*** Opening Source information ***

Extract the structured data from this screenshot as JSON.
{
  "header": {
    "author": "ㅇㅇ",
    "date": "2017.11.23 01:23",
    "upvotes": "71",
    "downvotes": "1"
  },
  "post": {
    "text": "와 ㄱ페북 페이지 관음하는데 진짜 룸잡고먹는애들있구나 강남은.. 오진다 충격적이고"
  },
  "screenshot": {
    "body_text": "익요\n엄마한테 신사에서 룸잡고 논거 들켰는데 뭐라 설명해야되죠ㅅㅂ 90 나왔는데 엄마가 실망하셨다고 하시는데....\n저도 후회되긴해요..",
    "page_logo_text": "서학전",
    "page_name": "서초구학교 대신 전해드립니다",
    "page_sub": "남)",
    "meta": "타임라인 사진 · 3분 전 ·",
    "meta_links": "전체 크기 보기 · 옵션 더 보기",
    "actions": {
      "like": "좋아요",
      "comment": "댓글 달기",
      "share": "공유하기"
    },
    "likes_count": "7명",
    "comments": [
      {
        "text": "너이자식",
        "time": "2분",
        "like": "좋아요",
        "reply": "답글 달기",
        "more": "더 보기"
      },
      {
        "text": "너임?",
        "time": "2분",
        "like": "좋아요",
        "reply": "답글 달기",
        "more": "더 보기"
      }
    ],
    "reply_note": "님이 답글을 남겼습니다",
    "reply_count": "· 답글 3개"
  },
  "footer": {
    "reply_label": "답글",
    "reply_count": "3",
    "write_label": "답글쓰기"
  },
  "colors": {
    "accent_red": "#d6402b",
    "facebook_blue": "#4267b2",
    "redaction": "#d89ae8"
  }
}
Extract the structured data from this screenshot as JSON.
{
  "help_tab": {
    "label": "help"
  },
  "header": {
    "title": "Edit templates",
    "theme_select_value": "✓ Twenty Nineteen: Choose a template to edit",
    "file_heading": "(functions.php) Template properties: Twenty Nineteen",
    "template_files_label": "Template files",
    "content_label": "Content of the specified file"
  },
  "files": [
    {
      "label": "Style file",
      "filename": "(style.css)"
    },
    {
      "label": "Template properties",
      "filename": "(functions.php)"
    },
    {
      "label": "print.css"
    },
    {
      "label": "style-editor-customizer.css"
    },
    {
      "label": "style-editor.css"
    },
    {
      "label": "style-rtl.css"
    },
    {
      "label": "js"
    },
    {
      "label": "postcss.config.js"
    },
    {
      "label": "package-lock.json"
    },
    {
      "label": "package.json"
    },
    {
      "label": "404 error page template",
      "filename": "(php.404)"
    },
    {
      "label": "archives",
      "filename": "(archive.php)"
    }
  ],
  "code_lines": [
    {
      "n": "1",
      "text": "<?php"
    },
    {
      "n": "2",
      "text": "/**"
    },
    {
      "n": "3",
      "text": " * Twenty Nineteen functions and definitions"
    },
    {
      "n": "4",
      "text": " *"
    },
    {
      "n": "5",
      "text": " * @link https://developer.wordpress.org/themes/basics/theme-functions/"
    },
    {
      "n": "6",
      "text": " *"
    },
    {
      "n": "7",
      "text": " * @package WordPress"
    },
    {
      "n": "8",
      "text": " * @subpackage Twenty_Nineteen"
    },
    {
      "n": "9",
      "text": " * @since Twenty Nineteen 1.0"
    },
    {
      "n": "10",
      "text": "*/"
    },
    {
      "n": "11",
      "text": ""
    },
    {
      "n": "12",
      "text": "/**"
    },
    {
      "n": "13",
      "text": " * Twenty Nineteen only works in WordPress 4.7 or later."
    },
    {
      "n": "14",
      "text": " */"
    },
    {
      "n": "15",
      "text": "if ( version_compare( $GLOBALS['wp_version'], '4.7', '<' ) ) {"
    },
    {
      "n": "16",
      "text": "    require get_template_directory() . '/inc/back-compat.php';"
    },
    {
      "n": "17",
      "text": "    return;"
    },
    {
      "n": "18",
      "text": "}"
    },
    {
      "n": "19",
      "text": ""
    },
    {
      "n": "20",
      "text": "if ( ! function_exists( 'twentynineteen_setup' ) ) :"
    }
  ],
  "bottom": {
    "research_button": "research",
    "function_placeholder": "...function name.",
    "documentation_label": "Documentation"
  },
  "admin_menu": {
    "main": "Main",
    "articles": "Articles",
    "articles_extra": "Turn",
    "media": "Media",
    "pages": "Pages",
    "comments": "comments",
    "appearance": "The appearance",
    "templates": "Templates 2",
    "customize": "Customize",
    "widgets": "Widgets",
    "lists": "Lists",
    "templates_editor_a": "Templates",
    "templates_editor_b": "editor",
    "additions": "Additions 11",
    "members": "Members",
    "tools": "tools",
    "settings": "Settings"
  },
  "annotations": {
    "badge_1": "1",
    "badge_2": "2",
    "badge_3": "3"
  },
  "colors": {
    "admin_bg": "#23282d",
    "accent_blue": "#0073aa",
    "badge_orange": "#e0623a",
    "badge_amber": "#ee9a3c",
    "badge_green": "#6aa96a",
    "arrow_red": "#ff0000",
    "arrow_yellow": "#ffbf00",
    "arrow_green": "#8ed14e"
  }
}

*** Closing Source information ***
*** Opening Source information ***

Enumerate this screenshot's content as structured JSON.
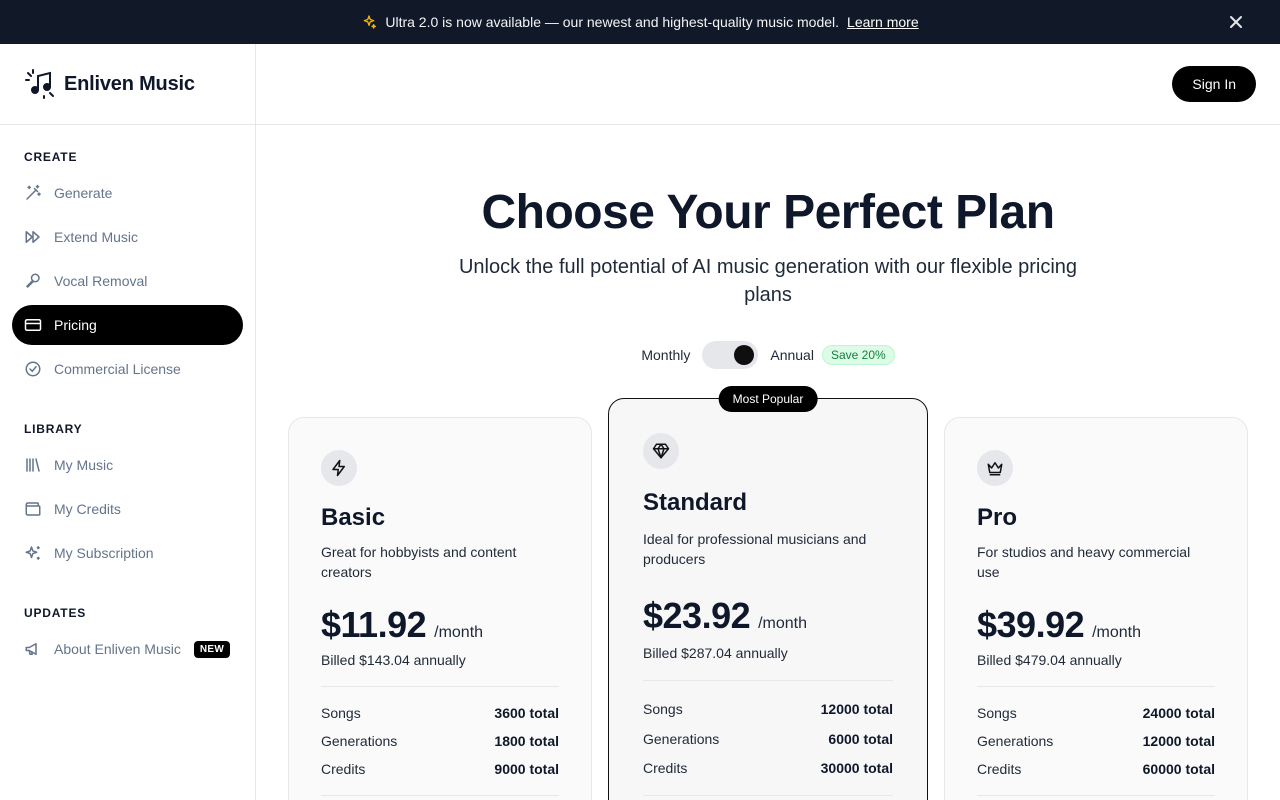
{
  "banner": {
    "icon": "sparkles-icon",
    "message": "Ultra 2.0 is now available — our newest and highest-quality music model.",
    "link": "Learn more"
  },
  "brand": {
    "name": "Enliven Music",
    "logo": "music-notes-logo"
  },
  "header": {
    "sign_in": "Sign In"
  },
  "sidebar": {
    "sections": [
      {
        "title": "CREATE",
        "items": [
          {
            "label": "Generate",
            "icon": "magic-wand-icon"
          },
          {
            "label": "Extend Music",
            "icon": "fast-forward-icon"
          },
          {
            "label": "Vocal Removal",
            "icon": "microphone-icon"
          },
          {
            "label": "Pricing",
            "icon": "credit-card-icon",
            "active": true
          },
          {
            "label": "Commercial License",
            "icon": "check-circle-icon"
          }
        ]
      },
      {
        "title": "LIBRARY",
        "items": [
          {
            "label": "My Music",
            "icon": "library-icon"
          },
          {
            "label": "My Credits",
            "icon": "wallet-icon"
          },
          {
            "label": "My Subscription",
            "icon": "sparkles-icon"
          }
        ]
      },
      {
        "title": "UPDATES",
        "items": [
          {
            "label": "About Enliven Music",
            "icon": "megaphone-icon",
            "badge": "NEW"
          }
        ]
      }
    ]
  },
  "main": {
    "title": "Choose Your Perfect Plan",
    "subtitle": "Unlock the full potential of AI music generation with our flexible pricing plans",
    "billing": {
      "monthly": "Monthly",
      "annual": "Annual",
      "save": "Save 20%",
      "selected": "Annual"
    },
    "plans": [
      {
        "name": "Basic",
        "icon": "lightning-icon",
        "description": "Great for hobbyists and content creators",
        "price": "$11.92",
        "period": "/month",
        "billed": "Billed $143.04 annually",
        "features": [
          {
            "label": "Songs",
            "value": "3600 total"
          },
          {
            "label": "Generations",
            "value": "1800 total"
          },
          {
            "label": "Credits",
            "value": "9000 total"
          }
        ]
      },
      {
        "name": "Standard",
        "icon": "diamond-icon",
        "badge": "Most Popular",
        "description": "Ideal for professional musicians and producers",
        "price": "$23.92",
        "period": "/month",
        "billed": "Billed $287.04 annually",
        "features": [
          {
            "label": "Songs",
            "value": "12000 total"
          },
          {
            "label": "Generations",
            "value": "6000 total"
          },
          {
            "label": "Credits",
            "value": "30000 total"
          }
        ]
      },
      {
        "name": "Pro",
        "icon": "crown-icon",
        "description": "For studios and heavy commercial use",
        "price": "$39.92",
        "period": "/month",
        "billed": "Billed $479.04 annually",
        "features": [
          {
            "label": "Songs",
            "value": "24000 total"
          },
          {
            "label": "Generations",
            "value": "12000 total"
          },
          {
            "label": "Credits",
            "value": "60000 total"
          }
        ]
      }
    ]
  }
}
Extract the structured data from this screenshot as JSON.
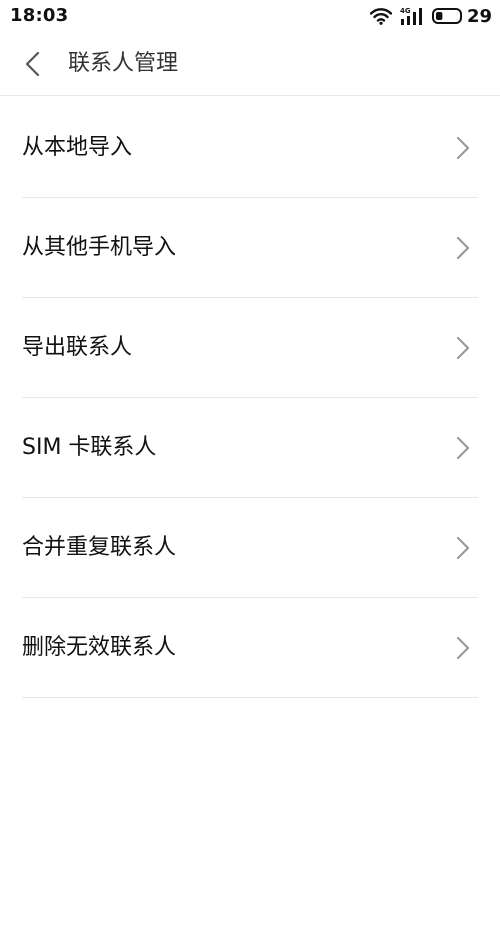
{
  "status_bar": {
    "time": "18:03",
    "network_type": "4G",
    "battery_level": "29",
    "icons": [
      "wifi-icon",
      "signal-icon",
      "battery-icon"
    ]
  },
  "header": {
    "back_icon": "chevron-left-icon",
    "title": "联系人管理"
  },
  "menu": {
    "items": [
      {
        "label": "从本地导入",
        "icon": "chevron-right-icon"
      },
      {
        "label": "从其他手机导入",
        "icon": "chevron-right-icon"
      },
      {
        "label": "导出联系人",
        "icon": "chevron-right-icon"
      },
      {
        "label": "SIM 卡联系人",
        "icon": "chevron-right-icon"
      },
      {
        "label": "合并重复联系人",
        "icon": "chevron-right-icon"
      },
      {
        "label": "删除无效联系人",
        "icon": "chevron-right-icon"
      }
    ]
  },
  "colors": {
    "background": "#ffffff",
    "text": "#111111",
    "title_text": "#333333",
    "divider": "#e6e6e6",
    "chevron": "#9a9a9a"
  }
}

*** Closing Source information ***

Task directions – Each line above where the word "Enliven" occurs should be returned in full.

Result of this task –
    "name": "Enliven Music",
            "label": "About Enliven Music",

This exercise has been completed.